*Exercise directions*: Every line below that holds the string "this" should be copied.

*Recorded data*:
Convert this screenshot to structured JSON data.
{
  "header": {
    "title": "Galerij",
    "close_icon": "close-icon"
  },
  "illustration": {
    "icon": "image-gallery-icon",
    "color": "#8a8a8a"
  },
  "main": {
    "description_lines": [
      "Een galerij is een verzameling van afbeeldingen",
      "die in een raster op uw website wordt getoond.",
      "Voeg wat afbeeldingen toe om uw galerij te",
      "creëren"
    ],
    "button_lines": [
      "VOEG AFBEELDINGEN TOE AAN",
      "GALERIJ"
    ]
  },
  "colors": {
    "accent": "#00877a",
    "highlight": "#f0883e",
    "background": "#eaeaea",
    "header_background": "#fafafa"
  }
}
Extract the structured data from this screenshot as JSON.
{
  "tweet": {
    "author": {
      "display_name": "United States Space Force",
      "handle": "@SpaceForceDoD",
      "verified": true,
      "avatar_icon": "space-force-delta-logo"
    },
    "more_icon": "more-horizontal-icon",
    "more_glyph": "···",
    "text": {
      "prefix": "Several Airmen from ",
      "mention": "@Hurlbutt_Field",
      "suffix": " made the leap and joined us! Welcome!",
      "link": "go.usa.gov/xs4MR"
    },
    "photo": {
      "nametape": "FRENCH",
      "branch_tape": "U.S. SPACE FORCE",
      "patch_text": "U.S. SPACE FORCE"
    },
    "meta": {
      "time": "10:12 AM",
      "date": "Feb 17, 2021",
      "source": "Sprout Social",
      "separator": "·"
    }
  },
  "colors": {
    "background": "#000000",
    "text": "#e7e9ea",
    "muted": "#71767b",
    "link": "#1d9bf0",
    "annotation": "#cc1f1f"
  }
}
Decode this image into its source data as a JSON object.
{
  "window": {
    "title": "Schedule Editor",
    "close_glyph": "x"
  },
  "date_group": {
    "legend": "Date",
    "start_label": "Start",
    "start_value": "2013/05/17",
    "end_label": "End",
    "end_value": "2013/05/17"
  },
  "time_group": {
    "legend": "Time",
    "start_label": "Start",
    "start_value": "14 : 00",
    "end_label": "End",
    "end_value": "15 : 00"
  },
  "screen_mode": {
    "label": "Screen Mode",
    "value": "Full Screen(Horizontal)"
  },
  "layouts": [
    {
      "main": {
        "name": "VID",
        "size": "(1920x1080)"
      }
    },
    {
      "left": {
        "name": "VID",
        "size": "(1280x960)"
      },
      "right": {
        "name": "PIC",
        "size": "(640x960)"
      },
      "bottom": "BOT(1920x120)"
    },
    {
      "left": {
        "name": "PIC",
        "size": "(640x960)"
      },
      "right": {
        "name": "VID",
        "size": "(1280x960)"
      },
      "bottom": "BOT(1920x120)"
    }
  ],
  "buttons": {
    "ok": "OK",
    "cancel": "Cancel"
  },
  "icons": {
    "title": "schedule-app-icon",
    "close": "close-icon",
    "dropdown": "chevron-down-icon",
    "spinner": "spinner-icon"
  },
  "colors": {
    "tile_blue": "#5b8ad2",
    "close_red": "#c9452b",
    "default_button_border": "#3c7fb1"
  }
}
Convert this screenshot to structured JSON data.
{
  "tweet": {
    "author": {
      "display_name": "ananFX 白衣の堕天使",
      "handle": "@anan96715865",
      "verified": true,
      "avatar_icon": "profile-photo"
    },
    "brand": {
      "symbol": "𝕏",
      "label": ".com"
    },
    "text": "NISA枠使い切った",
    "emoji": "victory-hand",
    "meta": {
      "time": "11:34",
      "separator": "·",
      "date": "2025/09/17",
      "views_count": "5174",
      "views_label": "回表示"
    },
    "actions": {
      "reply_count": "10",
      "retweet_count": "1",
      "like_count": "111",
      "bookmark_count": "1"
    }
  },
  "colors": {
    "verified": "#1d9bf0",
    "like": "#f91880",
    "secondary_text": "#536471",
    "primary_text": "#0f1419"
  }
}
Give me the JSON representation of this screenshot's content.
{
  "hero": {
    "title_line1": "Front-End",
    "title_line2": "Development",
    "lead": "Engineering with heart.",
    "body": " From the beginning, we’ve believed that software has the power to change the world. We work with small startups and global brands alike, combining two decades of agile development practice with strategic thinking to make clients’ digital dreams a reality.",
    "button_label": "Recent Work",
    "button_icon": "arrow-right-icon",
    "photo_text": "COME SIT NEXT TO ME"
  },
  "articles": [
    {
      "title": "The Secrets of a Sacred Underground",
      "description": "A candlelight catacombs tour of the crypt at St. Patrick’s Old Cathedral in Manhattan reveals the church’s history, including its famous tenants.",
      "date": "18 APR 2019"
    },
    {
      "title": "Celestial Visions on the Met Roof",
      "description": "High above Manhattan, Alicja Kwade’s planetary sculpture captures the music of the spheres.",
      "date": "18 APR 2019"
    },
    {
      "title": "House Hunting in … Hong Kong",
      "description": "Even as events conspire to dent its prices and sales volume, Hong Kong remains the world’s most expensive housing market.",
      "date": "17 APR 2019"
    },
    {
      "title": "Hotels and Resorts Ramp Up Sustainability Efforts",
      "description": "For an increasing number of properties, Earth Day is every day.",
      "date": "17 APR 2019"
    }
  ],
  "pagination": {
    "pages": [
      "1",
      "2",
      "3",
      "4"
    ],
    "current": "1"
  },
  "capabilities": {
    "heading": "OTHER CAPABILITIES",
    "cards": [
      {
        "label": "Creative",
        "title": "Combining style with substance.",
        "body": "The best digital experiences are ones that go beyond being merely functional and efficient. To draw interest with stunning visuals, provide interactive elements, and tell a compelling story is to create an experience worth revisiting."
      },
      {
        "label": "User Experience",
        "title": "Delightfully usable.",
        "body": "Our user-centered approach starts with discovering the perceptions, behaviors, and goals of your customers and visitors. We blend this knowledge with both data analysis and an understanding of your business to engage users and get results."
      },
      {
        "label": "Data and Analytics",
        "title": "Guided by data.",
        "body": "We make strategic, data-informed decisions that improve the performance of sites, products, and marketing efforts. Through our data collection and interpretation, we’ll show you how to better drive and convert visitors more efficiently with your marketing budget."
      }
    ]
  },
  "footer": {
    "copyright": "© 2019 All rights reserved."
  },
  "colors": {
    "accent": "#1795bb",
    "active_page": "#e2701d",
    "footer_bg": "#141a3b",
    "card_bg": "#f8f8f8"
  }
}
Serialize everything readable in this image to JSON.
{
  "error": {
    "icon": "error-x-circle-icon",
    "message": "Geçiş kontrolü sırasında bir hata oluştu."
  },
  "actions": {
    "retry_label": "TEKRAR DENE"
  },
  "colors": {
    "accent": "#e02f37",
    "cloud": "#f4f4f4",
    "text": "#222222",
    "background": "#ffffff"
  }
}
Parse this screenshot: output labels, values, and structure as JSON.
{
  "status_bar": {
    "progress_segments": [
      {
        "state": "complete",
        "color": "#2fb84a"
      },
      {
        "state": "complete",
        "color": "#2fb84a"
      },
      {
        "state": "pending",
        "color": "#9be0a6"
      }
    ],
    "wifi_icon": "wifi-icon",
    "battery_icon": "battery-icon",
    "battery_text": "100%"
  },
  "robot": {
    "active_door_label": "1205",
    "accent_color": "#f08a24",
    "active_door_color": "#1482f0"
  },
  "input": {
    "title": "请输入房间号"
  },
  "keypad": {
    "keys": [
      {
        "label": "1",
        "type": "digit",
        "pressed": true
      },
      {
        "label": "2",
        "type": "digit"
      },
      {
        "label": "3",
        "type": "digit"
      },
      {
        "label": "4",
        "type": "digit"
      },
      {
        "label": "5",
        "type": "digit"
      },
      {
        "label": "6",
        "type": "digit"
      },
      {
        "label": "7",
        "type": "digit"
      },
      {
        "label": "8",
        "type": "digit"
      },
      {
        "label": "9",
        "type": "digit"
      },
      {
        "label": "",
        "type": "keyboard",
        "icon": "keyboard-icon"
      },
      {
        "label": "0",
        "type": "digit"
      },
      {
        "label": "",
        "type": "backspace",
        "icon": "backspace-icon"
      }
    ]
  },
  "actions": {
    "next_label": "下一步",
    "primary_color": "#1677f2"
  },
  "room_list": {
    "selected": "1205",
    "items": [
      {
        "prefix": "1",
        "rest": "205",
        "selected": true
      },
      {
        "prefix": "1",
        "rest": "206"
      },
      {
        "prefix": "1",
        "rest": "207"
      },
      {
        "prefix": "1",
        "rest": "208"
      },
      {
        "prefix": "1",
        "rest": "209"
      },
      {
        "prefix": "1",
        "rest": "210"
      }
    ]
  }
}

*Final answer*:
Convert this screenshot to structured JSON data.
Extract the structured data from this screenshot as JSON.
Decode this image into its source data as a JSON object.
Convert this screenshot to structured JSON data.
Give me the JSON representation of this screenshot's content.
        "body": "Our user-centered approach starts with discovering the perceptions, behaviors, and goals of your customers and visitors. We blend this knowledge with both data analysis and an understanding of your business to engage users and get results."
Serialize everything readable in this image to JSON.
Parse this screenshot: output labels, values, and structure as JSON.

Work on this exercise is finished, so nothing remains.